We use molecular design, tailored syntheses, intermolecular interactions, and selective chemistry to direct molecules into desired positions to create nanostructures, to connect functional molecules to the outside world, and to serve as test structures for measuring single or bundled molecules. Interactions within and between molecules can be designed, directed, measured, understood, and exploited at unprecedented scales. Such interactions can be used to form precise molecular assemblies, nanostructures, and patterns, and to control and to stabilize function. We selectively test hypothesized mechanisms by varying molecular design, chemical environment, and measurement conditions to enable or to disable function and control using predictive and testable means.
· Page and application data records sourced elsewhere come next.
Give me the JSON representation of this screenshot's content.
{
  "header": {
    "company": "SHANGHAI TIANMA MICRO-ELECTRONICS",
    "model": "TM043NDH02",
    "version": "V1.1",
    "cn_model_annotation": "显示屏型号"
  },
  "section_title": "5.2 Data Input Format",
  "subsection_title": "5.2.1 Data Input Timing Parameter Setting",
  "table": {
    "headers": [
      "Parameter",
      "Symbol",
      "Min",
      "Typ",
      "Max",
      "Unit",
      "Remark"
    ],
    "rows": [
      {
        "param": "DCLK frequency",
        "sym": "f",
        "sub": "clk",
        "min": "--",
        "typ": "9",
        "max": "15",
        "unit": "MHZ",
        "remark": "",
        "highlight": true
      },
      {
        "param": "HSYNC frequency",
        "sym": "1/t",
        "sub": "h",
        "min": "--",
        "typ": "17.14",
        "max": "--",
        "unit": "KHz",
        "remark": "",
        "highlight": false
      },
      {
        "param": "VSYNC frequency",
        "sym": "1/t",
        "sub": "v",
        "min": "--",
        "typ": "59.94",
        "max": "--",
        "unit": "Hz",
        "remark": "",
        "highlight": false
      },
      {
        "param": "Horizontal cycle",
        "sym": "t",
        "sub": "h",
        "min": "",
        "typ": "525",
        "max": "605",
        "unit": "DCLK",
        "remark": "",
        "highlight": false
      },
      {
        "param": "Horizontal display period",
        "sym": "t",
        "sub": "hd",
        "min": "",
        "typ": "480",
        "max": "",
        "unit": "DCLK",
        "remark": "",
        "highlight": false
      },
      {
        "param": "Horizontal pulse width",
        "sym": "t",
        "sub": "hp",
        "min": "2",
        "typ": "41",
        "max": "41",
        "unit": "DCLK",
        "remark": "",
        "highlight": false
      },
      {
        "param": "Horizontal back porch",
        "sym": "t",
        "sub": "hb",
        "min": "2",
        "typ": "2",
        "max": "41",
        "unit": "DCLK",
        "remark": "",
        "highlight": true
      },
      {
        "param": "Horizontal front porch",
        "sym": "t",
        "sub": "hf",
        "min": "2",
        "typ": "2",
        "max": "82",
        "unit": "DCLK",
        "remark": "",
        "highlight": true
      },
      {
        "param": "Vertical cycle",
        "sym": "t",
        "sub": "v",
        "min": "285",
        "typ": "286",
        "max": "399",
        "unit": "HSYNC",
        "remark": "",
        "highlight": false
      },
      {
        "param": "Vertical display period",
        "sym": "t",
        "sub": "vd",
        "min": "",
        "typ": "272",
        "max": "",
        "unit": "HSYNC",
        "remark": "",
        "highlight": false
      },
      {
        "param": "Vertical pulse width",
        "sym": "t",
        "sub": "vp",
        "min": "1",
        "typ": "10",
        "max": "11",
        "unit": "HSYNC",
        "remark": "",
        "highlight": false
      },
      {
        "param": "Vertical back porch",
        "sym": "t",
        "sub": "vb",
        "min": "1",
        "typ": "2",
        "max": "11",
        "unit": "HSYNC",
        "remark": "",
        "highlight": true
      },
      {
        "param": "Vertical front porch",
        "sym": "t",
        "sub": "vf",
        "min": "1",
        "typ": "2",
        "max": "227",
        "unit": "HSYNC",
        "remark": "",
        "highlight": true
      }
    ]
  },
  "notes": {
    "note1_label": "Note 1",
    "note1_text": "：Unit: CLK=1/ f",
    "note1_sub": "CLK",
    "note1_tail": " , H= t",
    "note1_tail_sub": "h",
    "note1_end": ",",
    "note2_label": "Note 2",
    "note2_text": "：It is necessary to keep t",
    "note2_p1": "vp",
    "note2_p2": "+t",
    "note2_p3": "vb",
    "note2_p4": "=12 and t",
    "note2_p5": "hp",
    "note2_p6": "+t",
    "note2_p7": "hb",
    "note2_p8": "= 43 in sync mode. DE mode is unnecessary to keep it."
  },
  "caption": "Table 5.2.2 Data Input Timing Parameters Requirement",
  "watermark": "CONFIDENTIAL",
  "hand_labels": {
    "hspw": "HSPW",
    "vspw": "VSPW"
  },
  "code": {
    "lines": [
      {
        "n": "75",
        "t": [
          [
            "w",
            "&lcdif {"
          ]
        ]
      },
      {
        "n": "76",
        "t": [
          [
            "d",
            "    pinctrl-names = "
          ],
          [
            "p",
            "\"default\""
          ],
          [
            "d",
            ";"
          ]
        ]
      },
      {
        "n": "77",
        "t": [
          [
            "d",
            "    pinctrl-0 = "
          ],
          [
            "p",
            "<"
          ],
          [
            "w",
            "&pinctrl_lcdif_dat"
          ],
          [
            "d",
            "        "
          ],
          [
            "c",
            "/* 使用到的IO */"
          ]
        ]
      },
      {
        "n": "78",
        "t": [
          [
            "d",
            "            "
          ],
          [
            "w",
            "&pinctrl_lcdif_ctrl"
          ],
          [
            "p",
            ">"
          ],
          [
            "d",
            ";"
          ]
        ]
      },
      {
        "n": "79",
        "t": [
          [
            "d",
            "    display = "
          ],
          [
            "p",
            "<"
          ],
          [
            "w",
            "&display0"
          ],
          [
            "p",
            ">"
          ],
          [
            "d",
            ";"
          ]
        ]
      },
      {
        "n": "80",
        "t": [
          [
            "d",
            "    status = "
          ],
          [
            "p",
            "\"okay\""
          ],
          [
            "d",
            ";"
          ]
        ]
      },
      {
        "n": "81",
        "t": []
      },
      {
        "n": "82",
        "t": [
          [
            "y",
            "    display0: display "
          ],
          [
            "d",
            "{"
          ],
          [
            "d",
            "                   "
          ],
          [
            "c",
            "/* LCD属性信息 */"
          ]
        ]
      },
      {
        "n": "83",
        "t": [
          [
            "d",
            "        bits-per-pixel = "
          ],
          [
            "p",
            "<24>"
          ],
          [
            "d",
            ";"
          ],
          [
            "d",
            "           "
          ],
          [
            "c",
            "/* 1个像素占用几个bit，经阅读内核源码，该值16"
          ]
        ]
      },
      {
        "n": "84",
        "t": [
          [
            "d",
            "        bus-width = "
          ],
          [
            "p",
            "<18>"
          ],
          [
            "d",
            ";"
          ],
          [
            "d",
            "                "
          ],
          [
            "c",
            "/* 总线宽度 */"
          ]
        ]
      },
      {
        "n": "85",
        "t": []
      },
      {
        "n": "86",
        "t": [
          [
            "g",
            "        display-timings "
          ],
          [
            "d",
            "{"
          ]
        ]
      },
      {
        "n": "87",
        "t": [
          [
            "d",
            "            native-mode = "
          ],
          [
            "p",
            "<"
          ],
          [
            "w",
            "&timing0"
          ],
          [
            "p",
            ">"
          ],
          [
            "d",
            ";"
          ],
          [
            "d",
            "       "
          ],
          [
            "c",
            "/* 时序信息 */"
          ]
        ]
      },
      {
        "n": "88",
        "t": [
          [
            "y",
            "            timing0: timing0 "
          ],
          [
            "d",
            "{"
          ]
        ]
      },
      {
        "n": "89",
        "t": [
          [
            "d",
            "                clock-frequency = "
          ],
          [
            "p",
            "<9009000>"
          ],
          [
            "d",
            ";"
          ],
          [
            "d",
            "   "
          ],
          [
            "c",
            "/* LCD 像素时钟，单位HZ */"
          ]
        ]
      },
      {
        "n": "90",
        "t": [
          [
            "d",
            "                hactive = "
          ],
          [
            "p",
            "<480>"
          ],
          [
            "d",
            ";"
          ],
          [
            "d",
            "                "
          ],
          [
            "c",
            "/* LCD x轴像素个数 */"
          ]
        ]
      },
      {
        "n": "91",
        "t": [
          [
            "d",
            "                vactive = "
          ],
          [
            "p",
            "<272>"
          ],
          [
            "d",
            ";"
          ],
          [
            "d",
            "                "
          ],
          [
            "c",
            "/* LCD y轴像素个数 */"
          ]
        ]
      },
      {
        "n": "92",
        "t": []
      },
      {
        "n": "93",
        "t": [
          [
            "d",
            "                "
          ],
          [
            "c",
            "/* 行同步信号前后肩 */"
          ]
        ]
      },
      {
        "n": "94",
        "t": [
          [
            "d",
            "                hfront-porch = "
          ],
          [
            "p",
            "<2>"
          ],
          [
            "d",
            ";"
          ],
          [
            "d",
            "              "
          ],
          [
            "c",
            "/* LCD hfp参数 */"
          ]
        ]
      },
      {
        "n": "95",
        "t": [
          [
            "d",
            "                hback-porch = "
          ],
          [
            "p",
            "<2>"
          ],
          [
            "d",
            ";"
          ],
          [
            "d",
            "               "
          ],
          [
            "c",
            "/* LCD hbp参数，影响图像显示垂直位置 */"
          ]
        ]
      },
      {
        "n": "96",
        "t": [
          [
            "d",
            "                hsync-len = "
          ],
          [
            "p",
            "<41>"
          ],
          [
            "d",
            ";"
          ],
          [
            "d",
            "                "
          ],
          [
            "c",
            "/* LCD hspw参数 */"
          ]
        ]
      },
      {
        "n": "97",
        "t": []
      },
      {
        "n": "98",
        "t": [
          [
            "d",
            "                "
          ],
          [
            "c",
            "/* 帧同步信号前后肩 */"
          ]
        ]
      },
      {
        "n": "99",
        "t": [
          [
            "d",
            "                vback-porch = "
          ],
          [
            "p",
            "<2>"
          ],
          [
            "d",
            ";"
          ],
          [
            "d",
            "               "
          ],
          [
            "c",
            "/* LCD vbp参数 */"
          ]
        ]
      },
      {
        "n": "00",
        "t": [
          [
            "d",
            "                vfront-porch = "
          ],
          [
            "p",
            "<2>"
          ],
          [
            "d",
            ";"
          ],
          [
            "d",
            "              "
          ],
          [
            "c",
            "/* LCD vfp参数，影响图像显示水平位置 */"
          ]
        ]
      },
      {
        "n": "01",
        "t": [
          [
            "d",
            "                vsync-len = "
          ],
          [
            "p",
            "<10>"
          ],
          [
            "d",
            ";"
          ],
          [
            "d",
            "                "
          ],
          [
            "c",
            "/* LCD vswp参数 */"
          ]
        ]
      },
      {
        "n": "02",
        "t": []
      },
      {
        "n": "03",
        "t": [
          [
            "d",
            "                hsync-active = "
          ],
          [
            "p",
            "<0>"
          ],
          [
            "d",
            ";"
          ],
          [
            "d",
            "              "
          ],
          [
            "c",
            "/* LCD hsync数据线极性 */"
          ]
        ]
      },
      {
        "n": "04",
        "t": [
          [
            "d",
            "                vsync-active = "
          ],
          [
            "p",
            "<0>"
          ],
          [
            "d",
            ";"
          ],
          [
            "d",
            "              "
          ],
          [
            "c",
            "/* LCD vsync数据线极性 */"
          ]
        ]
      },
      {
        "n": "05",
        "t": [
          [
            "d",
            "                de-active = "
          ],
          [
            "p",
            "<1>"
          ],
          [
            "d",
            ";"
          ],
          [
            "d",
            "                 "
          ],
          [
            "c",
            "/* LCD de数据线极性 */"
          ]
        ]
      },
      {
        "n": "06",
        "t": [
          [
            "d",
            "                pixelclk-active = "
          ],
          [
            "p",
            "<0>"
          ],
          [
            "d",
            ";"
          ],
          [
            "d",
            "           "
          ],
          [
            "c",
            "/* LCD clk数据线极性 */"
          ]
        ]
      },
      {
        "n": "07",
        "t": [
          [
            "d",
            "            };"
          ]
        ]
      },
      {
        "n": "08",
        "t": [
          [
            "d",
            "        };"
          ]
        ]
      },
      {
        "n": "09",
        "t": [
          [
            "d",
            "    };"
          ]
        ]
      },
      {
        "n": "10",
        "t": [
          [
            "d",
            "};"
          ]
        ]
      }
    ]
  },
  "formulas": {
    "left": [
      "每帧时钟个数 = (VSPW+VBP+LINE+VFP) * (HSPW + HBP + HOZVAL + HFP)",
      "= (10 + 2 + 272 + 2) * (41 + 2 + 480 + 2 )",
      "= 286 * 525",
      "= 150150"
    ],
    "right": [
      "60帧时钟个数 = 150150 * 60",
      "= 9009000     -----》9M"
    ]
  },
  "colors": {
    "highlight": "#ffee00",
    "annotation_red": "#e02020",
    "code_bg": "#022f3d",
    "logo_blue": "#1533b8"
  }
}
Critical to understanding these variations has been developing the means to make tens to hundreds of thousands of independent single-molecule/assembly measurements in order to develop sufficiently significant statistical distributions, while retaining the heterogeneity inherent in the measurements. We measure the electronic coupling of the molecules and substrates by measuring the polarizabilities of the connected functional molecules. The next step in such devices is to learn to assemble and to operate molecules together, both cooperatively and hierarchically, in analogy to biological muscles. We discuss our initial efforts in this area, in which we find both interferences and cooperativity.
Paul Weiss from UCLA